One thing led to another, and I ended up spending an afternoon at the White House with Charles Colson discussing perceptions of the war. I was in DC originally to appear with Senator Taft (the governor’s father) on John Gardner’s Common Cause to debate the subject of amnesty for draft dodgers. Senator Taft supported me in my opinion that those who fled the country should not be allowed to return. We all had to make decisions and certainly we veterans had to live with the consequences of those decisions (death, loss of limbs, malaria, Black Water Fever, Dengue fever, dysentery, etc.). The cowards should have had to live with the consequences of their decisions. Of course, Presidents Ford and Carter let them return to the US with no consequences.
I was visiting at the Pentagon when a major protest occurred and so had access to information as it was being given to the commanding officers. There was a very impressive picture published nationally in newspapers of “veterans” in wheelchairs throwing their medals over a fence (as did Kerry, one of the most despicable people on the planet). I don’t know if they were actually handicapped, but I seriously doubt that many of them were veterans, and I’d bet money their “medals” came from pawnshops.
Agent Orange was far more insidious than the government has ever let on. I can trace my family back several hundred years on both sides, and no one ever had a heart problem except an old lady in the 1800s that had to chew digitalis for an irregular heartbeat. Ischemic Heart Disease was added to the AO list in 2010, and I was rated at 30% disabled (now 60%).
In November 1995, I went Code Blue; then suffered another heart attack a month later. The first angioplasty required my wife to refinance our home to pay the hospital $68,000 in cash; don’t know details of the second experience, but she had to refinance again. We had to pay for open heart in 2001, and then for a coronary ablation a few years later. So, the government’s decision to use us as guinea pigs cost my family and me, and I’m sure many others, hundreds of thousands of dollars just to serve.
Today they cover all expenses related to IHD. But they will cover nothing that was done before 2009 to keep me from dying because of Agent Orange exposure.

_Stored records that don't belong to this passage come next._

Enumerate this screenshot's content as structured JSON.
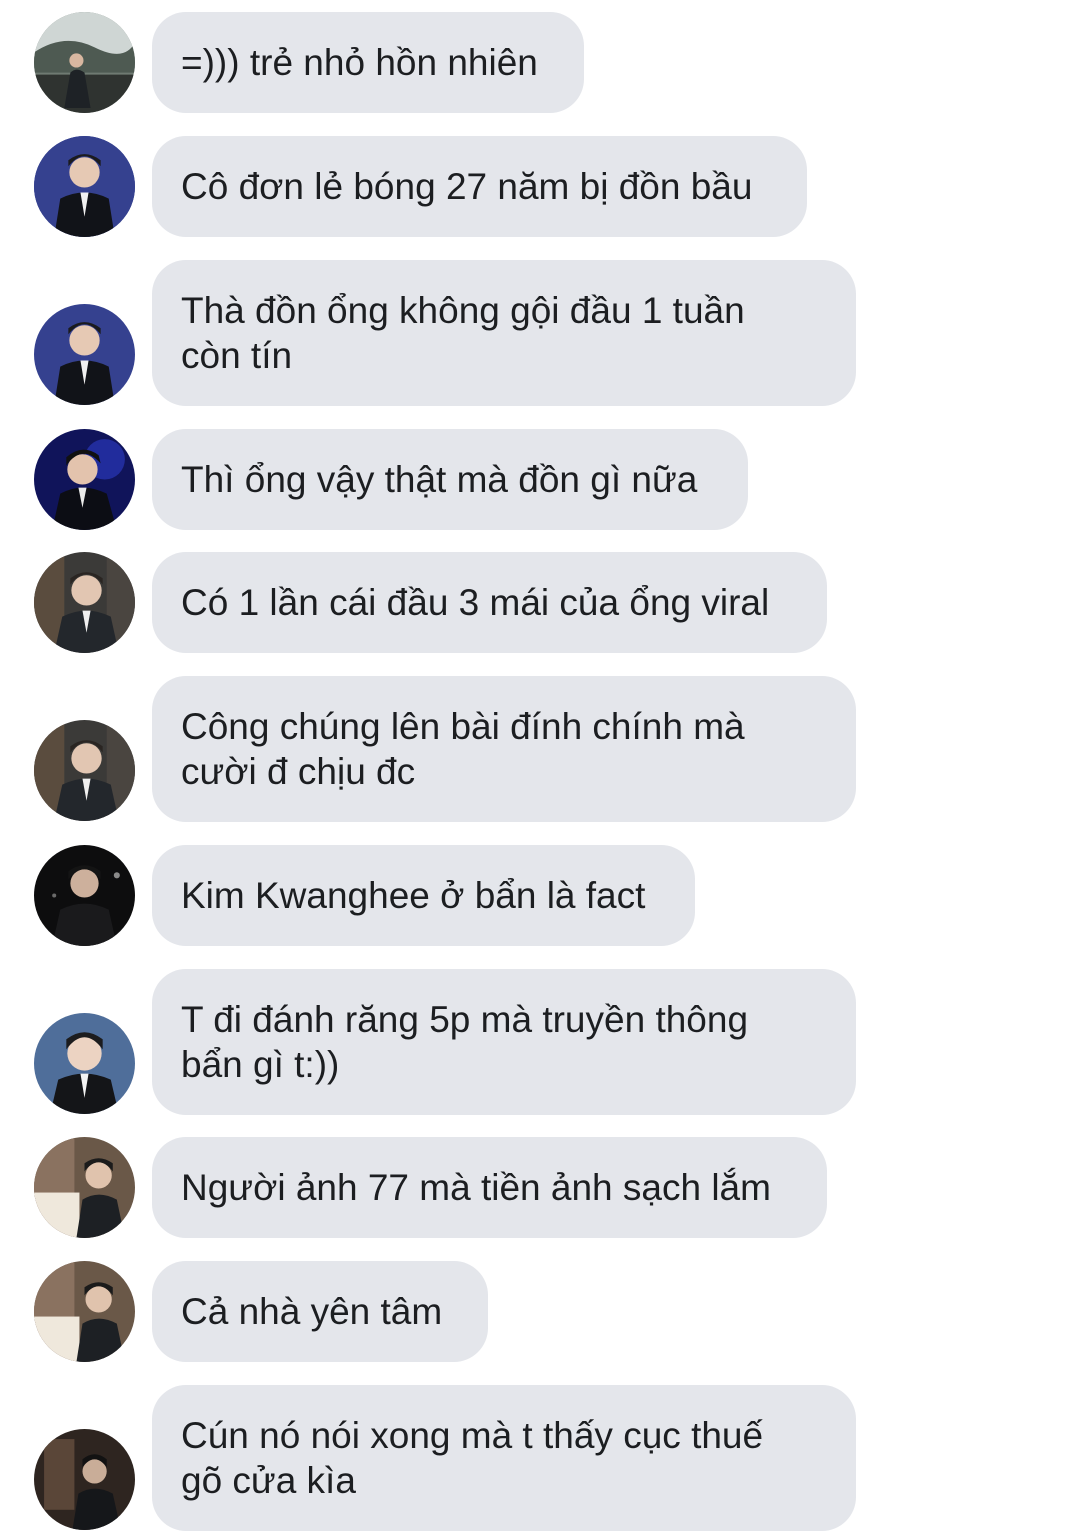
{
  "conversation": {
    "colors": {
      "bubble_background": "#e4e6eb",
      "text": "#1c1e21",
      "page_background": "#ffffff"
    },
    "messages": [
      {
        "text": "=))) trẻ nhỏ hồn nhiên",
        "avatar_icon": "user-avatar-icon"
      },
      {
        "text": "Cô đơn lẻ bóng 27 năm bị đồn bầu",
        "avatar_icon": "user-avatar-icon"
      },
      {
        "text": "Thà đồn ổng không gội đầu 1 tuần còn tín",
        "avatar_icon": "user-avatar-icon"
      },
      {
        "text": "Thì ổng vậy thật mà đồn gì nữa",
        "avatar_icon": "user-avatar-icon"
      },
      {
        "text": "Có 1 lần cái đầu 3 mái của ổng viral",
        "avatar_icon": "user-avatar-icon"
      },
      {
        "text": "Công chúng lên bài đính chính mà cười đ chịu đc",
        "avatar_icon": "user-avatar-icon"
      },
      {
        "text": "Kim Kwanghee ở bẩn là fact",
        "avatar_icon": "user-avatar-icon"
      },
      {
        "text": "T đi đánh răng 5p mà truyền thông bẩn gì t:))",
        "avatar_icon": "user-avatar-icon"
      },
      {
        "text": "Người ảnh 77 mà tiền ảnh sạch lắm",
        "avatar_icon": "user-avatar-icon"
      },
      {
        "text": "Cả nhà yên tâm",
        "avatar_icon": "user-avatar-icon"
      },
      {
        "text": "Cún nó nói xong mà t thấy cục thuế gõ cửa kìa",
        "avatar_icon": "user-avatar-icon"
      }
    ]
  }
}
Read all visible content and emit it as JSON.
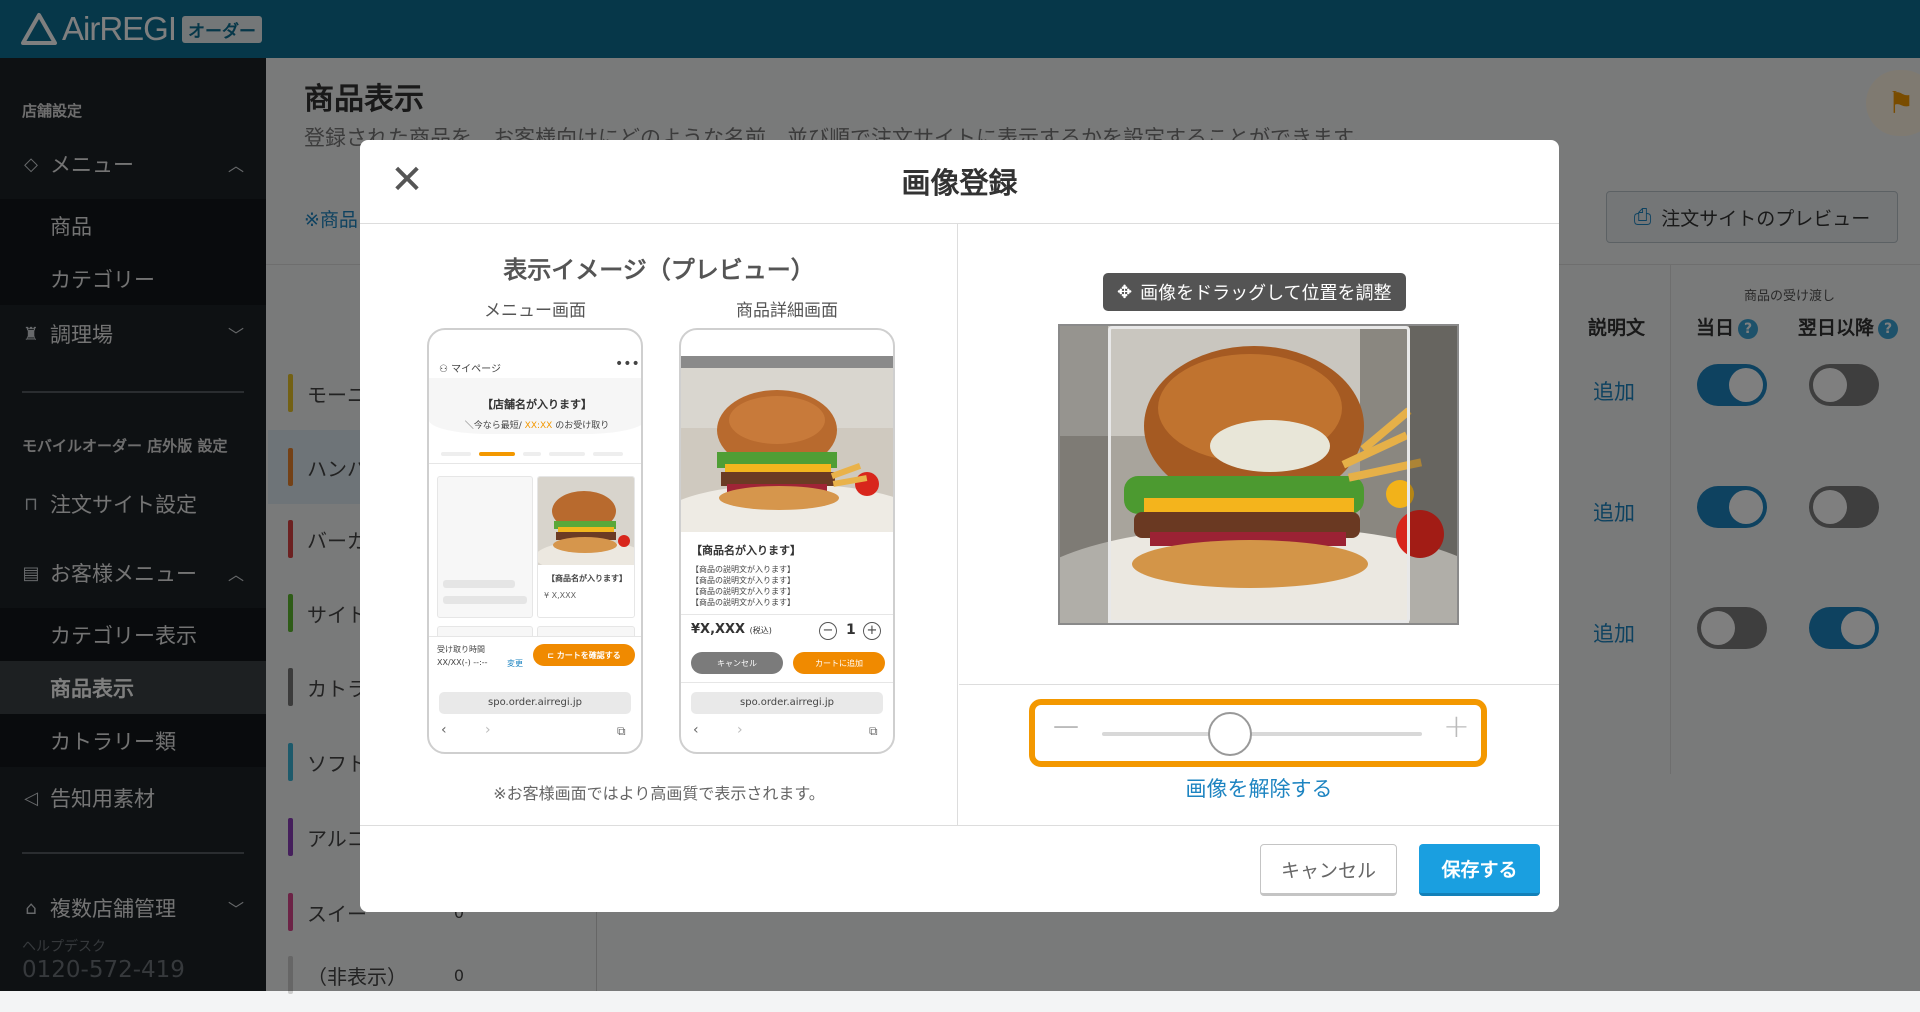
{
  "app": {
    "logo_text": "AirREGI",
    "logo_badge": "オーダー"
  },
  "sidebar": {
    "section1": "店舗設定",
    "menu_label": "メニュー",
    "menu_items": [
      "商品",
      "カテゴリー"
    ],
    "kitchen_label": "調理場",
    "section2": "モバイルオーダー 店外版 設定",
    "order_site_label": "注文サイト設定",
    "customer_menu_label": "お客様メニュー",
    "customer_menu_items": [
      "カテゴリー表示",
      "商品表示",
      "カトラリー類"
    ],
    "active_item": "商品表示",
    "notice_label": "告知用素材",
    "multi_store_label": "複数店舗管理",
    "helpdesk_label": "ヘルプデスク",
    "helpdesk_phone": "0120-572-419"
  },
  "main": {
    "title": "商品表示",
    "description": "登録された商品を、お客様向けにどのような名前、並び順で注文サイトに表示するかを設定することができます。",
    "notice_prefix": "※商品",
    "preview_button": "注文サイトのプレビュー",
    "header_group": "商品の受け渡し",
    "col_description": "説明文",
    "col_today": "当日",
    "col_next_day": "翌日以降",
    "categories": [
      {
        "name": "モーニ",
        "color": "#e6c229"
      },
      {
        "name": "ハンバ",
        "color": "#e8822c"
      },
      {
        "name": "バーガ",
        "color": "#d94343"
      },
      {
        "name": "サイト",
        "color": "#5cb82f"
      },
      {
        "name": "カトラ",
        "color": "#777777"
      },
      {
        "name": "ソフト",
        "color": "#3bb4d6"
      },
      {
        "name": "アルコ",
        "color": "#8b3fb8"
      },
      {
        "name": "スイー",
        "color": "#d9478c"
      },
      {
        "name": "（非表示）",
        "color": "#cccccc"
      }
    ],
    "category_count_partial": "0",
    "rows": [
      {
        "add_label": "追加",
        "today": true,
        "next_day": false
      },
      {
        "add_label": "追加",
        "today": true,
        "next_day": false
      },
      {
        "add_label": "追加",
        "today": false,
        "next_day": true
      }
    ]
  },
  "modal": {
    "title": "画像登録",
    "preview_heading": "表示イメージ（プレビュー）",
    "menu_screen_label": "メニュー画面",
    "detail_screen_label": "商品詳細画面",
    "note": "※お客様画面ではより高画質で表示されます。",
    "drag_tip": "画像をドラッグして位置を調整",
    "remove_image": "画像を解除する",
    "zoom_level": 0.4,
    "cancel_button": "キャンセル",
    "save_button": "保存する",
    "menu_mock": {
      "mypage": "マイページ",
      "store_name": "【店舗名が入ります】",
      "pickup_prefix": "＼今なら最短/",
      "pickup_time": "XX:XX",
      "pickup_suffix": "のお受け取り",
      "product_name": "【商品名が入ります】",
      "price": "¥ X,XXX",
      "pickup_label": "受け取り時間",
      "pickup_value": "XX/XX(-) --:--",
      "change": "変更",
      "cart_button": "カートを確認する",
      "url": "spo.order.airregi.jp"
    },
    "detail_mock": {
      "product_name": "【商品名が入ります】",
      "desc_line": "【商品の説明文が入ります】",
      "price": "¥X,XXX",
      "tax": "(税込)",
      "qty": "1",
      "cancel": "キャンセル",
      "add_cart": "カートに追加",
      "url": "spo.order.airregi.jp"
    }
  },
  "colors": {
    "topbar": "#0d6f93",
    "accent": "#1d84c1",
    "highlight": "#f39800",
    "save": "#1a9fe0"
  }
}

Looking back, I would have to say that I value my experiences in Vietnam as much as I value any of my experiences. I would not give it up.